__What needs to be done__: Scan the records that follow, and whenever a line has the word "icon", copy it.

= Beginning of Section =

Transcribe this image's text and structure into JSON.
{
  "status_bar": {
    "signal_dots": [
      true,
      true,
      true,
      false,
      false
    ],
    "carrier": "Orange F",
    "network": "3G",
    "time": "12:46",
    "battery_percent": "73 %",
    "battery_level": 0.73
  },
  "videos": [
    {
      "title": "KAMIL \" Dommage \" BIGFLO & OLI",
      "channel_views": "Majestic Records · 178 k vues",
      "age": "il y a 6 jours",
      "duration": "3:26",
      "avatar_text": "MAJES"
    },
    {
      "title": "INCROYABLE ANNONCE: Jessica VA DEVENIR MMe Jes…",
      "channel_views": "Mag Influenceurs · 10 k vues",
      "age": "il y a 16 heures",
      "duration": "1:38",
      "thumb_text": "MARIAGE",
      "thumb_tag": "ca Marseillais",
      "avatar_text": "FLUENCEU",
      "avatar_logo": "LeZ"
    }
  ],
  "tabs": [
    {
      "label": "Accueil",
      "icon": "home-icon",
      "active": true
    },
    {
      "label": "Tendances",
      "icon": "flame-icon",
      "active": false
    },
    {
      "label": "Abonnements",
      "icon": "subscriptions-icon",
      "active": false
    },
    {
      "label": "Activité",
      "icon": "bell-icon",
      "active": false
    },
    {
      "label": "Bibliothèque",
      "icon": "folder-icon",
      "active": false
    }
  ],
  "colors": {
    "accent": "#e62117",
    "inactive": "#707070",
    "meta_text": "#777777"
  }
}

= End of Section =

__Solution to the problem__:
      "icon": "home-icon",
      "icon": "flame-icon",
      "icon": "subscriptions-icon",
      "icon": "bell-icon",
      "icon": "folder-icon",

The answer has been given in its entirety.